Author(s): E. A. Varley
This study examines the significance of the influential High Church 'Hackney Phalanx' at the beginning of the nineteenth century, and opens up a little-explored area of Anglican history. Drawing extensively upon original correspondence, Elizabeth Varley reconstructs the work of the Hackney Phalanx and their defence of traditional Anglican ascendancy against the forces of political and religious reform during the final crisis of the English confessional state. The study focuses upon William Van Mildert, Bishop of Durham from 1826-36, and shows that, while Van Mildert's influence as 'Prince Bishop' bore little resemblance to his medieval forebears, he made effective use of it to cause considerable irritation to the Whig establishment of the day, local and national. Varley brings skilfully to life many of the tensions of that time - political and ecclesiastical - which culminated in the Catholic Emancipation Act of 1829 and the passing of the Parliamentary Reform Bill in 1832.

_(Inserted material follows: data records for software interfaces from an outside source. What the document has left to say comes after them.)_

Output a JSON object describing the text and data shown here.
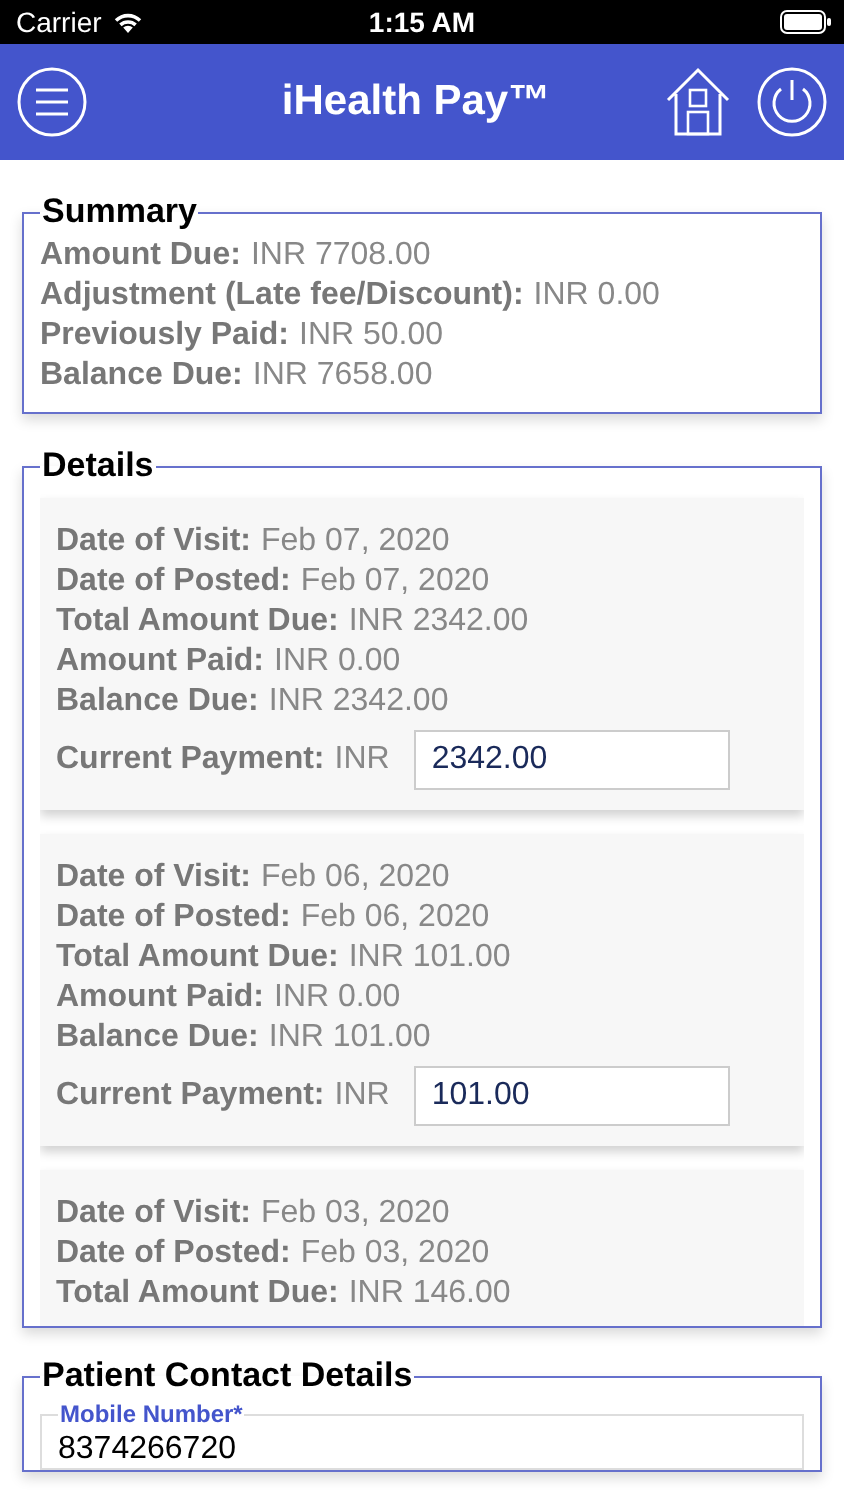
{
  "status_bar": {
    "carrier": "Carrier",
    "time": "1:15 AM"
  },
  "header": {
    "title": "iHealth Pay™"
  },
  "summary": {
    "title": "Summary",
    "rows": [
      {
        "label": "Amount Due:",
        "value": "INR 7708.00"
      },
      {
        "label": "Adjustment (Late fee/Discount):",
        "value": "INR 0.00"
      },
      {
        "label": "Previously Paid:",
        "value": "INR 50.00"
      },
      {
        "label": "Balance Due:",
        "value": "INR 7658.00"
      }
    ]
  },
  "details": {
    "title": "Details",
    "items": [
      {
        "rows": [
          {
            "label": "Date of Visit:",
            "value": "Feb 07, 2020"
          },
          {
            "label": "Date of Posted:",
            "value": "Feb 07, 2020"
          },
          {
            "label": "Total Amount Due:",
            "value": "INR 2342.00"
          },
          {
            "label": "Amount Paid:",
            "value": "INR 0.00"
          },
          {
            "label": "Balance Due:",
            "value": "INR 2342.00"
          }
        ],
        "payment": {
          "label": "Current Payment:",
          "currency": "INR",
          "value": "2342.00"
        }
      },
      {
        "rows": [
          {
            "label": "Date of Visit:",
            "value": "Feb 06, 2020"
          },
          {
            "label": "Date of Posted:",
            "value": "Feb 06, 2020"
          },
          {
            "label": "Total Amount Due:",
            "value": "INR 101.00"
          },
          {
            "label": "Amount Paid:",
            "value": "INR 0.00"
          },
          {
            "label": "Balance Due:",
            "value": "INR 101.00"
          }
        ],
        "payment": {
          "label": "Current Payment:",
          "currency": "INR",
          "value": "101.00"
        }
      },
      {
        "rows": [
          {
            "label": "Date of Visit:",
            "value": "Feb 03, 2020"
          },
          {
            "label": "Date of Posted:",
            "value": "Feb 03, 2020"
          },
          {
            "label": "Total Amount Due:",
            "value": "INR 146.00"
          }
        ]
      }
    ]
  },
  "contact": {
    "title": "Patient Contact Details",
    "fields": [
      {
        "label": "Mobile Number*",
        "value": "8374266720"
      }
    ]
  }
}
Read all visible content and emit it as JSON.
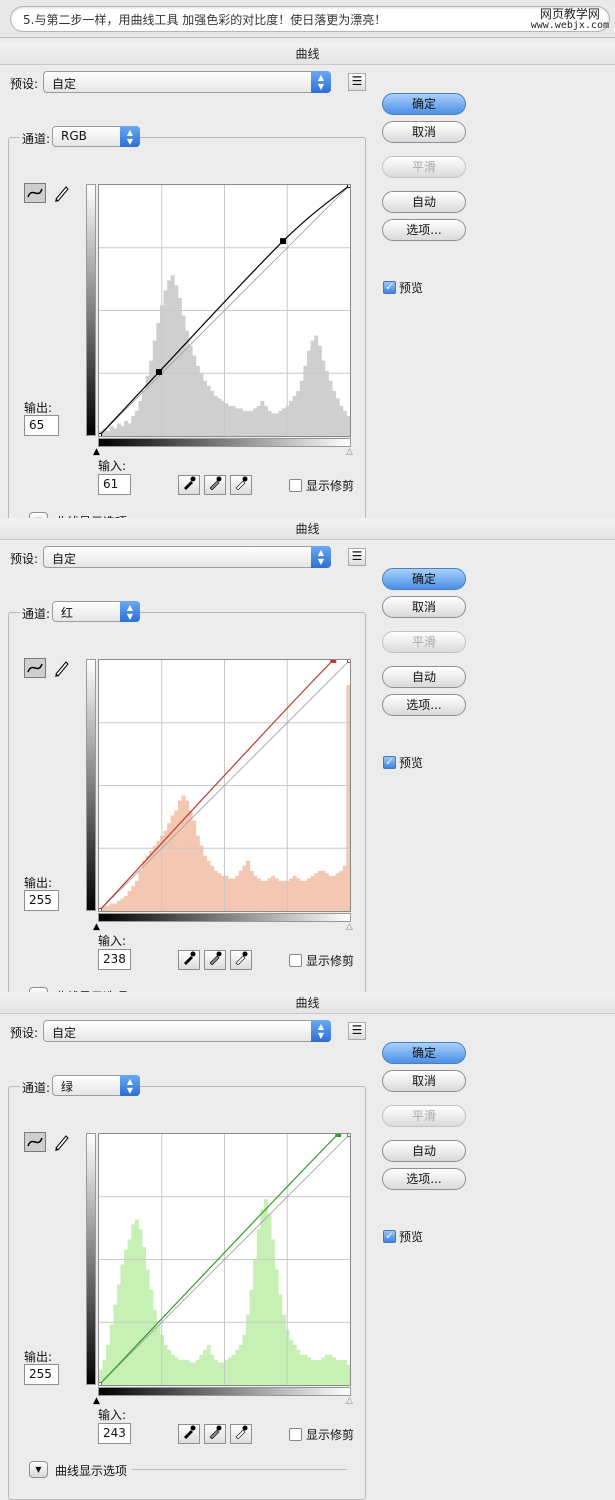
{
  "header": {
    "note": "5.与第二步一样，用曲线工具 加强色彩的对比度！使日落更为漂亮！",
    "wm_line1": "网页教学网",
    "wm_line2": "www.webjx.com"
  },
  "dialogs": [
    {
      "title": "曲线",
      "preset_label": "预设:",
      "preset_value": "自定",
      "buttons": {
        "ok": "确定",
        "cancel": "取消",
        "smooth": "平滑",
        "auto": "自动",
        "options": "选项..."
      },
      "preview_label": "预览",
      "channel_label": "通道:",
      "channel_value": "RGB",
      "output_label": "输出:",
      "output_value": "65",
      "input_label": "输入:",
      "input_value": "61",
      "clipping_label": "显示修剪",
      "curve_options_label": "曲线显示选项",
      "curve_color": "#000000",
      "hist_color": "#cfcfcf",
      "curve_points": [
        [
          0,
          0
        ],
        [
          61,
          65
        ],
        [
          187,
          198
        ],
        [
          255,
          255
        ]
      ],
      "histogram": [
        2,
        3,
        2,
        4,
        3,
        5,
        4,
        6,
        5,
        8,
        10,
        14,
        18,
        24,
        30,
        38,
        45,
        52,
        58,
        62,
        64,
        60,
        55,
        48,
        42,
        36,
        32,
        28,
        25,
        22,
        20,
        18,
        16,
        15,
        14,
        13,
        12,
        12,
        11,
        11,
        10,
        10,
        10,
        11,
        12,
        14,
        12,
        10,
        9,
        9,
        10,
        11,
        12,
        14,
        16,
        18,
        22,
        28,
        34,
        38,
        40,
        36,
        30,
        26,
        22,
        18,
        15,
        12,
        10,
        8
      ]
    },
    {
      "title": "曲线",
      "preset_label": "预设:",
      "preset_value": "自定",
      "buttons": {
        "ok": "确定",
        "cancel": "取消",
        "smooth": "平滑",
        "auto": "自动",
        "options": "选项..."
      },
      "preview_label": "预览",
      "channel_label": "通道:",
      "channel_value": "红",
      "output_label": "输出:",
      "output_value": "255",
      "input_label": "输入:",
      "input_value": "238",
      "clipping_label": "显示修剪",
      "curve_options_label": "曲线显示选项",
      "curve_color": "#c0392b",
      "hist_color": "#f3c7b2",
      "curve_points": [
        [
          0,
          0
        ],
        [
          238,
          255
        ],
        [
          255,
          255
        ]
      ],
      "histogram": [
        1,
        2,
        2,
        3,
        3,
        4,
        5,
        6,
        8,
        10,
        12,
        16,
        20,
        22,
        24,
        26,
        28,
        30,
        32,
        35,
        38,
        40,
        44,
        46,
        44,
        40,
        36,
        30,
        26,
        22,
        20,
        18,
        16,
        15,
        14,
        14,
        13,
        13,
        14,
        16,
        18,
        20,
        16,
        14,
        13,
        12,
        12,
        13,
        14,
        13,
        12,
        12,
        12,
        13,
        14,
        13,
        12,
        12,
        13,
        14,
        15,
        16,
        16,
        15,
        14,
        14,
        15,
        16,
        18,
        90
      ]
    },
    {
      "title": "曲线",
      "preset_label": "预设:",
      "preset_value": "自定",
      "buttons": {
        "ok": "确定",
        "cancel": "取消",
        "smooth": "平滑",
        "auto": "自动",
        "options": "选项..."
      },
      "preview_label": "预览",
      "channel_label": "通道:",
      "channel_value": "绿",
      "output_label": "输出:",
      "output_value": "255",
      "input_label": "输入:",
      "input_value": "243",
      "clipping_label": "显示修剪",
      "curve_options_label": "曲线显示选项",
      "curve_color": "#2e9e2e",
      "hist_color": "#c6f0b4",
      "curve_points": [
        [
          0,
          0
        ],
        [
          243,
          255
        ],
        [
          255,
          255
        ]
      ],
      "histogram": [
        6,
        10,
        16,
        24,
        32,
        40,
        48,
        54,
        58,
        64,
        66,
        62,
        55,
        46,
        38,
        30,
        24,
        20,
        16,
        14,
        12,
        11,
        10,
        10,
        10,
        9,
        9,
        10,
        12,
        14,
        16,
        12,
        10,
        9,
        9,
        10,
        11,
        12,
        14,
        16,
        20,
        28,
        38,
        50,
        62,
        70,
        74,
        68,
        58,
        46,
        36,
        28,
        22,
        18,
        16,
        14,
        12,
        12,
        11,
        10,
        10,
        10,
        11,
        12,
        12,
        11,
        10,
        10,
        10,
        8
      ]
    }
  ]
}
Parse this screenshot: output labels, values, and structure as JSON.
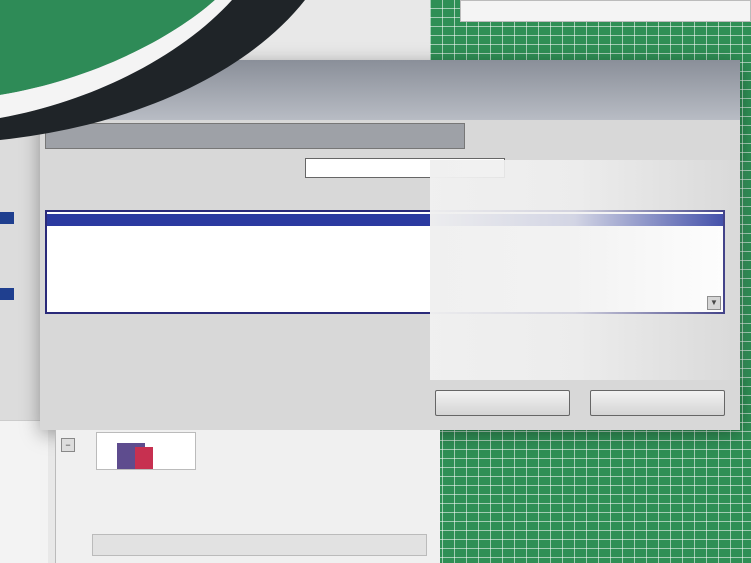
{
  "top_strip": {
    "text": ""
  },
  "dialog": {
    "title": "",
    "description": "",
    "category_label": "",
    "category_value": "",
    "function_label": "",
    "functions": [
      {
        "label": "",
        "selected": true
      },
      {
        "label": "",
        "selected": false
      },
      {
        "label": "",
        "selected": false
      },
      {
        "label": "",
        "selected": false
      },
      {
        "label": "",
        "selected": false
      },
      {
        "label": "",
        "selected": false
      },
      {
        "label": "",
        "selected": false
      }
    ],
    "syntax": "",
    "syntax_description": "",
    "help_link": "",
    "ok_label": "",
    "cancel_label": ""
  },
  "lower_panel": {
    "description": "",
    "button_label": ""
  },
  "colors": {
    "matrix_green": "#2f8f55",
    "swoosh_green": "#2e8b57",
    "selection_blue": "#2b3aa0"
  }
}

1992. First edition. A fine copy with a previous owners bookplate to the front pastedown. The d/w is fine.